Then Yvonne will pick up a romance novel and become so lust-driven that she’ll ponder opening a Tinder account, or who to ask for advice on how to approach someone about becoming a ‘friend with benefits’.
This is a typical day. Hell, sometimes it’s a typical hour.
It’s PMS to the 10th power, but without the bloating and cramping caused by ovaries proclaiming their love of life. No. This is a very clear statement that Yvonne’s ovaries are packing it in.
Yvonne has been bitch-slapped by perimenopause.
Either she wants to beat the shit out of someone or fuck them senseless. She has a whole new appreciation for the plight of teenage boys.
(Aside: to ensure we are speaking the same language, menopause is a ‘pause’ or stop in menses or menstruation. To be experiencing the dying throws of fertility is to be perimenopausal or ‘around’ menopausal. Yvonne has heard the term ‘post-menopausal’ and has even used it herself, albeit erroneously. However, to be ‘post-menopausal’ would be ‘after the stop of menses’. As a woman can live happily for decades within the ‘pause of her menses’, post-menopause would mean a woman was past this ‘pause in her menses’ or dead. Yvonne has chosen to think of perimenopause as a transition rather than a death.)

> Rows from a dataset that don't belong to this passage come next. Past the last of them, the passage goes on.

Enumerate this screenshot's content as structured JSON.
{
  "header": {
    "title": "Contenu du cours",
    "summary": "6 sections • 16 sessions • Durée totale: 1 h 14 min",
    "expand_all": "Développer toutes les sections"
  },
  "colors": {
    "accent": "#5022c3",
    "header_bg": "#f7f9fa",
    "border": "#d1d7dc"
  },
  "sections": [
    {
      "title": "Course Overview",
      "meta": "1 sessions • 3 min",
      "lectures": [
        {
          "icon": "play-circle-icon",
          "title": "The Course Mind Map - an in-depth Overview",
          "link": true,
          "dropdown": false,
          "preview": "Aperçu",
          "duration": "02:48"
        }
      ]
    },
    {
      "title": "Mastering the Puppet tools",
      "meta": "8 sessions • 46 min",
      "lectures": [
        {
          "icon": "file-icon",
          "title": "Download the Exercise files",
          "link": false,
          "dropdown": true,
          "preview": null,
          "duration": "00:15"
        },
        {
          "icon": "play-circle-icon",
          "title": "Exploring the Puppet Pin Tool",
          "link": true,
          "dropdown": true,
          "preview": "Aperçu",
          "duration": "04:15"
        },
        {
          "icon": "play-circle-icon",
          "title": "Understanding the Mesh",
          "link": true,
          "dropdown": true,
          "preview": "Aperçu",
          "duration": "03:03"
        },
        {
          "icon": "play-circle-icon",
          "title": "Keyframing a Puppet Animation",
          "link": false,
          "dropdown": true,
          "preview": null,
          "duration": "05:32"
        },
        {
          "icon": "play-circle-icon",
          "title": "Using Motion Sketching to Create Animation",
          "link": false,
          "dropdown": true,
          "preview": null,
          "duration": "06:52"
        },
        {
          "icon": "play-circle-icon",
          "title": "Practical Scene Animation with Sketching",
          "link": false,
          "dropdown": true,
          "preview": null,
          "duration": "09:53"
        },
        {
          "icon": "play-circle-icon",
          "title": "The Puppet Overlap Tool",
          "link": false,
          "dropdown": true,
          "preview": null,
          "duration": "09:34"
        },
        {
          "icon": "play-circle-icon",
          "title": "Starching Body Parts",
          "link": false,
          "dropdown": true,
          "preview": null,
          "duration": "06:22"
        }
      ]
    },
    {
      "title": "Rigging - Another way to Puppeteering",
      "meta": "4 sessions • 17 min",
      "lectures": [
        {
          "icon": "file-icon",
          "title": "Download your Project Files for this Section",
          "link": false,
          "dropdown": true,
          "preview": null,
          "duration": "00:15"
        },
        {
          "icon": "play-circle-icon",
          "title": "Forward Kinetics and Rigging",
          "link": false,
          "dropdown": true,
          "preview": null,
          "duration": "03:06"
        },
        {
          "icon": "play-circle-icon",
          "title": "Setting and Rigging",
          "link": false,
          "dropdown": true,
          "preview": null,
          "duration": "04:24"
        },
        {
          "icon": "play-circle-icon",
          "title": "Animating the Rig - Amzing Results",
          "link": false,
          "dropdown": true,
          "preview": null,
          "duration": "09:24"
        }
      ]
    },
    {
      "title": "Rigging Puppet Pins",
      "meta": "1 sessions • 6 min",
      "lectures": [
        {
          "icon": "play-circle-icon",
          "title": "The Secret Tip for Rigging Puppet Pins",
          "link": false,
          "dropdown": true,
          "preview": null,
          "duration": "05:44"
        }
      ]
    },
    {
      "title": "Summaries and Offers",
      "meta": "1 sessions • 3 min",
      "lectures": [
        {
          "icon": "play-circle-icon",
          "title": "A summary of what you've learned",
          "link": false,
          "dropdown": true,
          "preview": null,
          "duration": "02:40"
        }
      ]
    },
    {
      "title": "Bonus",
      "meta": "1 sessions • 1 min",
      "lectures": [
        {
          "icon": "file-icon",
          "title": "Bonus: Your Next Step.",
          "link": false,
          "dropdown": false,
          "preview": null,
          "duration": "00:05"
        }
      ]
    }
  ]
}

Yvonne is still young. She’s only 45. However, she has been fairly certain this ‘condition’ has been growing over the past couple of years. She didn’t have the more common and visible symptoms: hot flashes, weight gain, hair loss. Her symptoms were more subtle: night sweats, fatigue, changes in her migraines. The symptoms could also be easily attributed to other causes, like detoxing and stress.
When she broached the subject to her doctor, he said, “Ancedotally, I’ve noticed that those who begin perimenopause younger have more issues with neuroses.”
“Great! I’m going crazy,” Yvonne exclaimed. Famous last words.
Now Yvonne fears that her hormones, or lack thereof, may, indeed, be driving her to acts of craziness. She has witnessed herself behaving in strange ways: seeing the raging Yvonne, seeing the lust rise up and make her reach out a hand to the unfamiliar man next to her, seeing the despair and wondering ‘what the hell is going on?’ These acts are not ‘Yvonne’. They are out of character. Perhaps Yvonne is a witch and she has been possessed of the Devil. (Perimenopause may be the true root of the witch hunts of old.) These hormonal twitches are overriding her character. A character, she might add, she’s finally coming to appreciate and love. Yvonne is quite perfectly Yvonne….except when her hormones twitch out.
Of course, none of this is optimal timing. The stress of her dad’s death in August 2018 and the subsequent stress of being an executor have only increased the likelihood that she would tear off someone’s head or attempt to inhabit her electric blanket on a permanent basis. This is what her doctor has cited as a ‘perfect storm’. And like any perfect storm, there is no control over it: you batten down the hatches, ride it out, and know there will be a certain amount of damage to clean up afterwards.
Yvonne isn’t looking forward to the damage. It could be very ugly. And nothing Dr. Christiane Northrup has published prepared her for this.
So, as of today, Yvonne is considering signing up for some damage control: hormone replacement therapy (HRT). Or, at least, hormone-let-me-down-easy therapy. She is fully aware (and will happily beat on someone’s head to demonstrate) that perimenopause, and the resulting menopause, isn’t a medical condition. It’s a life change that every woman will go through. How one goes through it, however, can be a choice. Yvonne admits that she needs some help. Likely her supervisor (if her supervisor really knew what was going on) would also admit that Yvonne needs some help. Yvonne would like her fertility to go gently into that long dark night rather than lingering over tea whilst inflicting as much damage as possible. And if HRT can lend a degree of grace, Yvonne wants in.
Upon reflection, Yvonne now wonders why there is no HRT for teenage boys.
Will Yvonne make it unscathed to her doctor’s appointment in February? Will Yvonne’s body adjust well to HRT? Will she have side-effects? Will those side-effects land her jail or an STD clinic? Or, will Yvonne decide to ride this storm and sign-up for online dating again?